When you are married to a two time Olympic finalist, it would also be a nice piece of one upmanship to return home with a gold medal in the suitcase. I’m sure Jemma Jarvis, formerly Jemma Lowe, wouldn’t mind one little bit!
It’s been a long nine years for Jarvis n attempting to achieve his career goal of taking part in the Olympics and now it is all about making the most of his magic moment.
“When I touched the wall in the trials it was a mixture of relief and excitement. I just couldn’t gather my thoughts really as going to an Olympics has been something I’ve been waiting to achieve for a very long time,” said Jarvis, who has previously won gold at both the World and European Championships. “In 2012, I won the Olympic trials but I didn’t quite get the time needed to qualify and then in 2016 I was Ill just before the trials which didn’t help me. So to do it now, five years later, is a dream come true.
“I got married to Jemma in September last year. The idea was for us to get married after the Olympics in 2020, but obviously that didn’t happen. Now I’ve got a wife to go home to after the Games, which is great. “She gave me a lot of help, telling me both what I do and don’t need to do, as this is all new to me and she’s done it twice before. Having her there to guide me through all the different steps has been really nice. “Sometimes I’m like ‘I need to do this’ and Jemma’s saying ‘no you don’t’. She’s been 100% behind me on my journey, she’s been an incredible support, I couldn’t have asked for any more from here.” Jarvis first learned to swim at his local pool in Ystrad Rhondda before his family moved to Cornwall. That switch at a young age merely made him fall in love with the water even more. “I first got taught to swim by a para swimmer who was missing a leg. The lessons were in Ystrad Rhondda and my brother learned with me,” recalled Jarvis.
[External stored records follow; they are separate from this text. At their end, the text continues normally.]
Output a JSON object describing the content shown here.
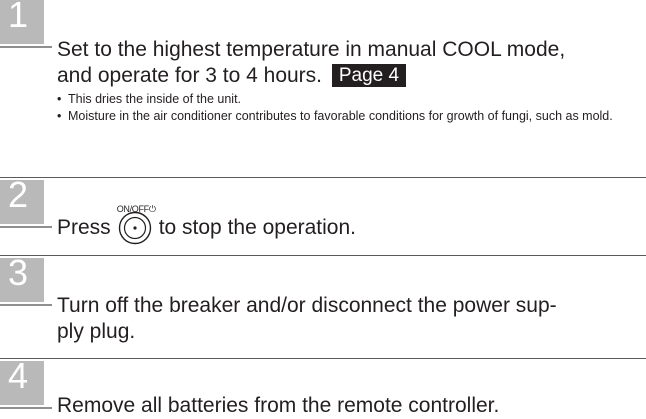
{
  "steps": [
    {
      "number": "1",
      "line1": "Set to the highest temperature in manual COOL mode,",
      "line2": "and operate for 3 to 4 hours.",
      "page_ref": "Page 4",
      "notes": [
        "This dries the inside of the unit.",
        "Moisture in the air conditioner contributes to favorable conditions for growth of fungi, such as mold."
      ]
    },
    {
      "number": "2",
      "text_before": "Press",
      "button_label": "ON/OFF⏻",
      "text_after": "to stop the operation."
    },
    {
      "number": "3",
      "line1": "Turn off the breaker and/or disconnect the power sup-",
      "line2": "ply plug."
    },
    {
      "number": "4",
      "line1": "Remove all batteries from the remote controller."
    }
  ]
}
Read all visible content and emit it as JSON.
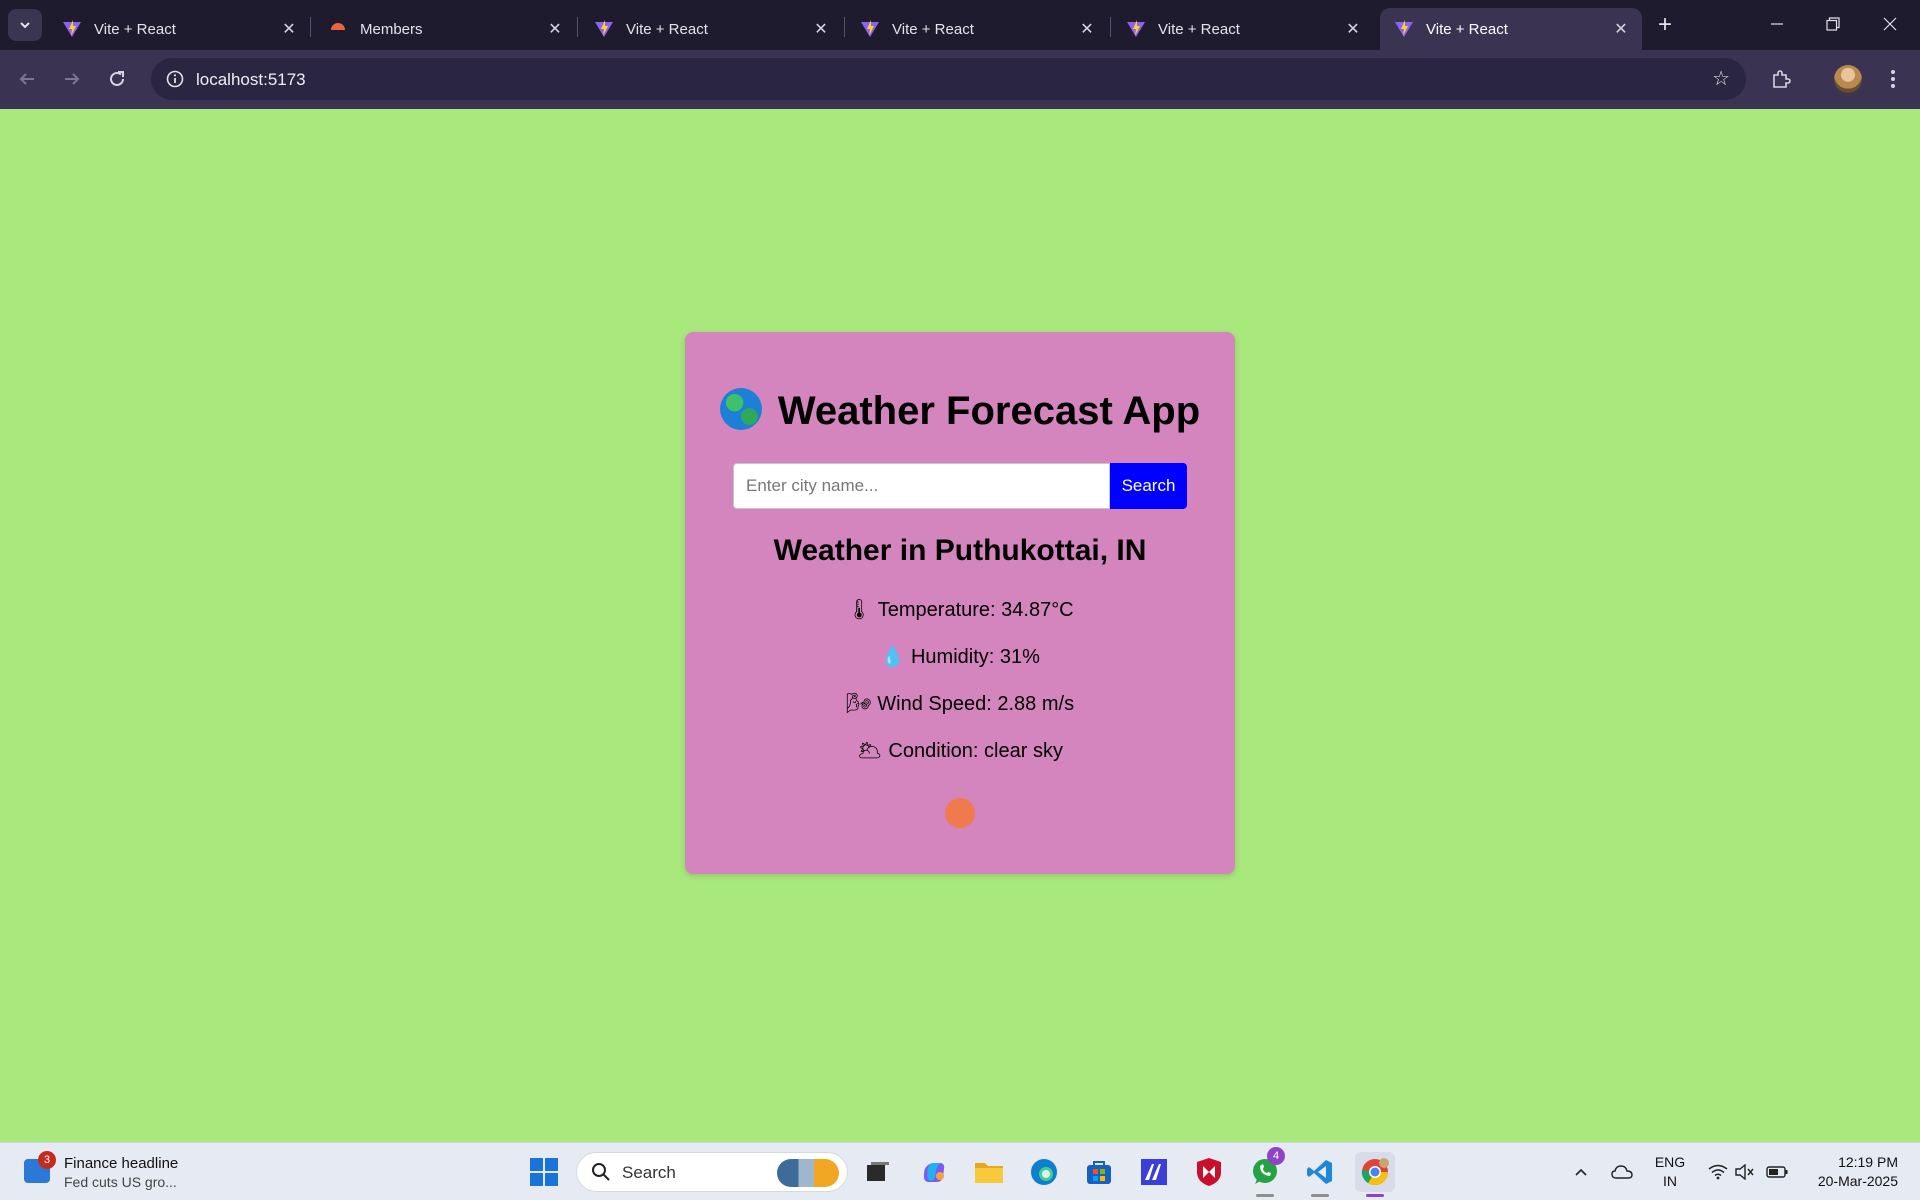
{
  "browser": {
    "tabs": [
      {
        "title": "Vite + React",
        "icon": "vite-logo"
      },
      {
        "title": "Members",
        "icon": "members-logo"
      },
      {
        "title": "Vite + React",
        "icon": "vite-logo"
      },
      {
        "title": "Vite + React",
        "icon": "vite-logo"
      },
      {
        "title": "Vite + React",
        "icon": "vite-logo"
      },
      {
        "title": "Vite + React",
        "icon": "vite-logo",
        "active": true
      }
    ],
    "url": "localhost:5173"
  },
  "app": {
    "title": "Weather Forecast App",
    "title_icon": "globe",
    "search": {
      "placeholder": "Enter city name...",
      "value": "",
      "button_label": "Search"
    },
    "result": {
      "heading": "Weather in Puthukottai, IN",
      "temperature": "Temperature: 34.87°C",
      "humidity": "Humidity: 31%",
      "wind": "Wind Speed: 2.88 m/s",
      "condition": "Condition: clear sky"
    },
    "colors": {
      "page_bg": "#a8e87c",
      "card_bg": "#d585bd",
      "button_bg": "#0000ff",
      "dot": "#f07a4c"
    }
  },
  "taskbar": {
    "widget": {
      "badge": "3",
      "title": "Finance headline",
      "subtitle": "Fed cuts US gro..."
    },
    "search_label": "Search",
    "whatsapp_badge": "4",
    "language": {
      "line1": "ENG",
      "line2": "IN"
    },
    "clock": {
      "time": "12:19 PM",
      "date": "20-Mar-2025"
    }
  }
}
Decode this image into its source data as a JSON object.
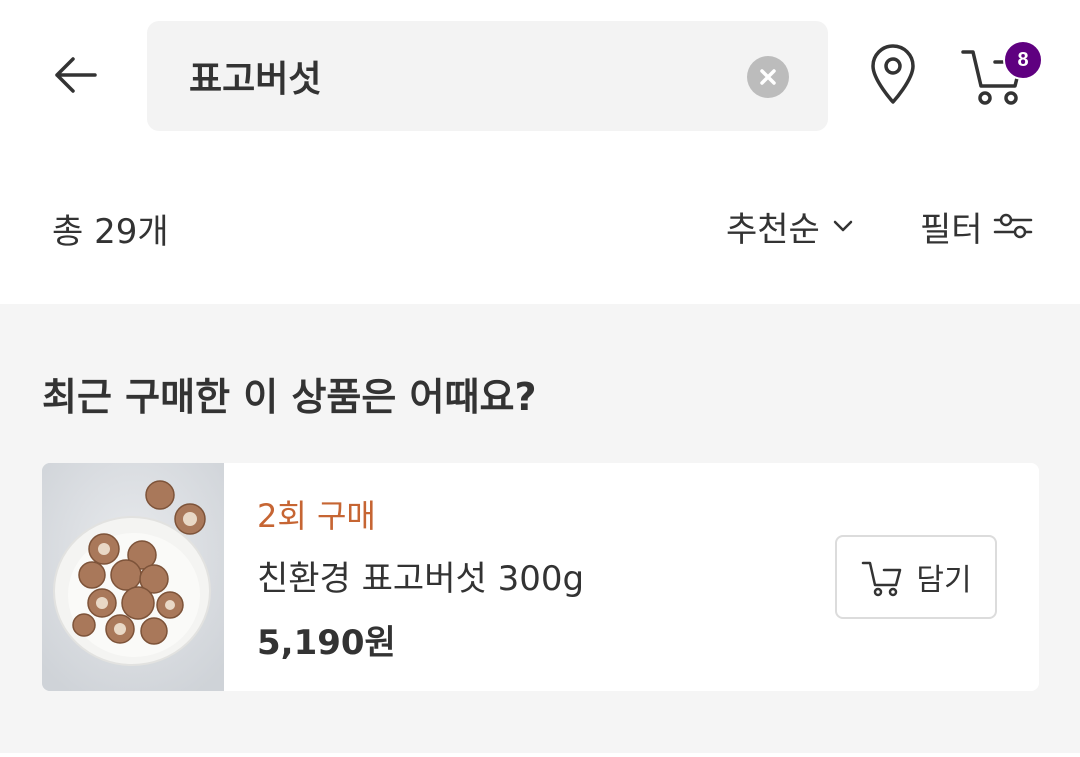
{
  "header": {
    "back_icon": "arrow-left-icon",
    "search": {
      "value": "표고버섯",
      "clear_icon": "clear-icon"
    },
    "location_icon": "location-pin-icon",
    "cart": {
      "icon": "cart-icon",
      "badge_count": "8"
    }
  },
  "toolbar": {
    "total_count": "총 29개",
    "sort_label": "추천순",
    "sort_icon": "chevron-down-icon",
    "filter_label": "필터",
    "filter_icon": "filter-sliders-icon"
  },
  "recent": {
    "title": "최근 구매한 이 상품은 어때요?",
    "product": {
      "image": "shiitake-mushroom-plate-image",
      "purchase_count": "2회 구매",
      "name": "친환경 표고버섯 300g",
      "price": "5,190원",
      "add_button_label": "담기",
      "add_button_icon": "cart-icon"
    }
  },
  "colors": {
    "brand_purple": "#5f0080",
    "purchase_orange": "#c66533",
    "section_bg": "#f5f5f5",
    "search_bg": "#f3f3f3"
  }
}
“Then at a young age, we moved down to Cornwall and continued our swimming there.We certainly made the most of it, we were always swimming, surfing and sailing, and we joined the local swimming club.”
At the beginning of his teenage years, Jarvis’ outlook on swimming changed and that’s when he realised that swimming could change his life forever. “It wasn’t until I was 13 that my coaches from Plymouth sat down with me and told me that I had lots of potential and that they saw the improvements I made in just one week. They then said if I keep this up that I could be a potential Olympian,” he added. “At that point, I was like wow the Olympics, yes let’s do this. But it’s not about improving in just one week, it takes years and years of training. “My parents played a massive role in helping me to get where I am today, it simply wouldn’t have happened without their support. They’ve made lots of sacrifices and took me everywhere.”
When lockdown hit last year Jarvis, who lives and trains in Bath, headed back to the Cornish coast to stay close to the water. Without access to a pool for three months he took up paddle boarding with his brother. “The strange thing as that that time out of the pool seemed to help rather than hinder me. Having a complete break was something new, but might be something that plays into future training plans for swimmers because so many of us felt refreshed afterwards,” he added.
“I did some home workouts with Jemma, who does some personal training, but mentally the break did me a power of good.”
Just how much of an impact it had we will find out in the small hours of Wednesday. Look out Mrs Jarvis, there could be an Olympic medal coming home!